Edward Burnett Tylor's (1832-1917) theory of survivals, or elements of the "primitive" or archaic past that continued to play an active part in the beliefs of the present day, hallmarks the Victorian effort to isolate and display what were thought to be the most developed features of the contemporary world. However, in focusing on what was outmoded in society, the theory of survivals brought primitive beliefs into an uncomfortable relationship with the beliefs of the present, threatening to disrupt the harmony of this conception. The resulting problems of recognition and understanding in the theory of survivals led Tylor finally to affirm a static and mechanical view of the continuity of cultures, in opposition to the radical, dynamic view with which he had been working until the publication in 1871 of Primitive Culture.

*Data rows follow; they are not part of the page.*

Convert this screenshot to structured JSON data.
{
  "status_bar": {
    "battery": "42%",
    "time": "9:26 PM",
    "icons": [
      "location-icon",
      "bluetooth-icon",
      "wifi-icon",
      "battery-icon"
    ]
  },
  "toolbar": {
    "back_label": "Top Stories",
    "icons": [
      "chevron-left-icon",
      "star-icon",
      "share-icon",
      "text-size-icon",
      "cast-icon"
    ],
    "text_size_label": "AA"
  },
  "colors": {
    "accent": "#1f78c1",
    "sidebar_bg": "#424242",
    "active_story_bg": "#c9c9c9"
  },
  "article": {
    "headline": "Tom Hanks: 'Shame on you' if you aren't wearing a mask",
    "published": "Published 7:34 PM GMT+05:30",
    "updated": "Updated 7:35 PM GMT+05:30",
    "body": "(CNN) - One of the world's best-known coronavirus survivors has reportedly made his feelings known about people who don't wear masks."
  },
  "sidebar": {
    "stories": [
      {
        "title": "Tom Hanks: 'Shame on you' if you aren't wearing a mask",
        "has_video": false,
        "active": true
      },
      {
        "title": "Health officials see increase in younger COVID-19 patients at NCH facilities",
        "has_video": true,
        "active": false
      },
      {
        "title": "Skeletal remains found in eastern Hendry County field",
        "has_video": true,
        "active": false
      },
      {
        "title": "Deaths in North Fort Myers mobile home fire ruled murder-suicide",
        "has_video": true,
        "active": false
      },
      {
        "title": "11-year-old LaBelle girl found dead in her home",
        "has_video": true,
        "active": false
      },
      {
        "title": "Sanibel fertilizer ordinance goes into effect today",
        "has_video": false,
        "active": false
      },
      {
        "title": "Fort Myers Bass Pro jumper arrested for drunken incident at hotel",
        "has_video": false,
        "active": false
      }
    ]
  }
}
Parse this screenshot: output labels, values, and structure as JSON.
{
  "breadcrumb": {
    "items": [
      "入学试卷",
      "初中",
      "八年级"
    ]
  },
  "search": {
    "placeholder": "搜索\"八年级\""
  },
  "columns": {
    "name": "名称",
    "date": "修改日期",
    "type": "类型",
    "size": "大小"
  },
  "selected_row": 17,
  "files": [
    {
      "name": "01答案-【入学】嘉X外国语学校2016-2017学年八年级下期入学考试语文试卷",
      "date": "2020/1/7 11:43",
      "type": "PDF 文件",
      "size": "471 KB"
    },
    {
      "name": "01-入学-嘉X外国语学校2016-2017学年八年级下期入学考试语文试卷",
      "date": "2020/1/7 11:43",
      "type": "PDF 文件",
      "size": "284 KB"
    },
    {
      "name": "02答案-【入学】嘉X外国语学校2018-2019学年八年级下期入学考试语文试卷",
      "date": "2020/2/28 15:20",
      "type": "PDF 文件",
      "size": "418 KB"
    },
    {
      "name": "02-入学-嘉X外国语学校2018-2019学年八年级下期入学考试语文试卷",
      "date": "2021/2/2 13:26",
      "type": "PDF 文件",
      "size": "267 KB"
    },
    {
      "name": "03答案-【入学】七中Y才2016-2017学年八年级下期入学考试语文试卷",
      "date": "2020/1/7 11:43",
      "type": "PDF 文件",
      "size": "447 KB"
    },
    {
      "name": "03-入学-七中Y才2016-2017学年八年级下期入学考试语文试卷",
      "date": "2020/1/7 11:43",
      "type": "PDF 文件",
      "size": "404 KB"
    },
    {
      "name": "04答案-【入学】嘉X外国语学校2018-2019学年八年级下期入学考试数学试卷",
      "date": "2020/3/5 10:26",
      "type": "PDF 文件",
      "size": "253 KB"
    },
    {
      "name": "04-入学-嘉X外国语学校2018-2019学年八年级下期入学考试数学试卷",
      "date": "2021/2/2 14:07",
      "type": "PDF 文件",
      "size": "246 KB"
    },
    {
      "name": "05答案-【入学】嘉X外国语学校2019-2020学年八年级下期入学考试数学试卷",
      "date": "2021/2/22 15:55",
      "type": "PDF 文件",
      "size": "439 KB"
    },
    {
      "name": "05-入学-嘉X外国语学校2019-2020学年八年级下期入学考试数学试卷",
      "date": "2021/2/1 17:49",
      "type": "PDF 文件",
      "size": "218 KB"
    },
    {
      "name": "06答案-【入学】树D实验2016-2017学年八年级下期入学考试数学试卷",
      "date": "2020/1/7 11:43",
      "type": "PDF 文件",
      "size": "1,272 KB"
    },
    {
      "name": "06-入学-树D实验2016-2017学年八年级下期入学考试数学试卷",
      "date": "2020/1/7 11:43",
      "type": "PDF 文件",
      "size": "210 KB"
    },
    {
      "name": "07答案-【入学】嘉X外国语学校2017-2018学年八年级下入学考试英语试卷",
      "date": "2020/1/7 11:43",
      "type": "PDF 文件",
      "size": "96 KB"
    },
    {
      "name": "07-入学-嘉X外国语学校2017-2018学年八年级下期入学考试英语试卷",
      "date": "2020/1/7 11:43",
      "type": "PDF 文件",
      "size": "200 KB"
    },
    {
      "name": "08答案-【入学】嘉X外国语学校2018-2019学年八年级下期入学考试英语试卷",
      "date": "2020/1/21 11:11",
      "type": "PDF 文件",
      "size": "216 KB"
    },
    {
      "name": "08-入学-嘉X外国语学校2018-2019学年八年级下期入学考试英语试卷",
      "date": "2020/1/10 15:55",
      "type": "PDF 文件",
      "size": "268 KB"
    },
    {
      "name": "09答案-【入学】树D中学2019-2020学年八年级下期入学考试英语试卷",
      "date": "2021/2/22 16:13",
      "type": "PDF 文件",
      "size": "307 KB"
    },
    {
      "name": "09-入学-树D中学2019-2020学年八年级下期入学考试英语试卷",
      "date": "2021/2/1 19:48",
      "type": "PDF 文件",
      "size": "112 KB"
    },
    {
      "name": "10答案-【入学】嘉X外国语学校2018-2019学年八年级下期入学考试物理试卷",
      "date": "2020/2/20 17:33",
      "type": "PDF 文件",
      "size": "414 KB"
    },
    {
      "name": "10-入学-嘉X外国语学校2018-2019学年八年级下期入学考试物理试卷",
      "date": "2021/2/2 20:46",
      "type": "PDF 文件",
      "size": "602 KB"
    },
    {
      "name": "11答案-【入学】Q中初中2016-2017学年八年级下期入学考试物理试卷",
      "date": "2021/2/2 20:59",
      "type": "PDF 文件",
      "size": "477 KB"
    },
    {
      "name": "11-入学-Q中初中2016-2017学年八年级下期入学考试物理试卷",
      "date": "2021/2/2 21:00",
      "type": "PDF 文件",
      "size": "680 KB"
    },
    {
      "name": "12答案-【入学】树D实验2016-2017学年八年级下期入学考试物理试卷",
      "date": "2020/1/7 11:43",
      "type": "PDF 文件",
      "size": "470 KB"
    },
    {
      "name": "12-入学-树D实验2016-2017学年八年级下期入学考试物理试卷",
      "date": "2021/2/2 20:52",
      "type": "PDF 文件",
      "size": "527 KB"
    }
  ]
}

All Science Journal Classification (ASJC) codes
- Cultural Studies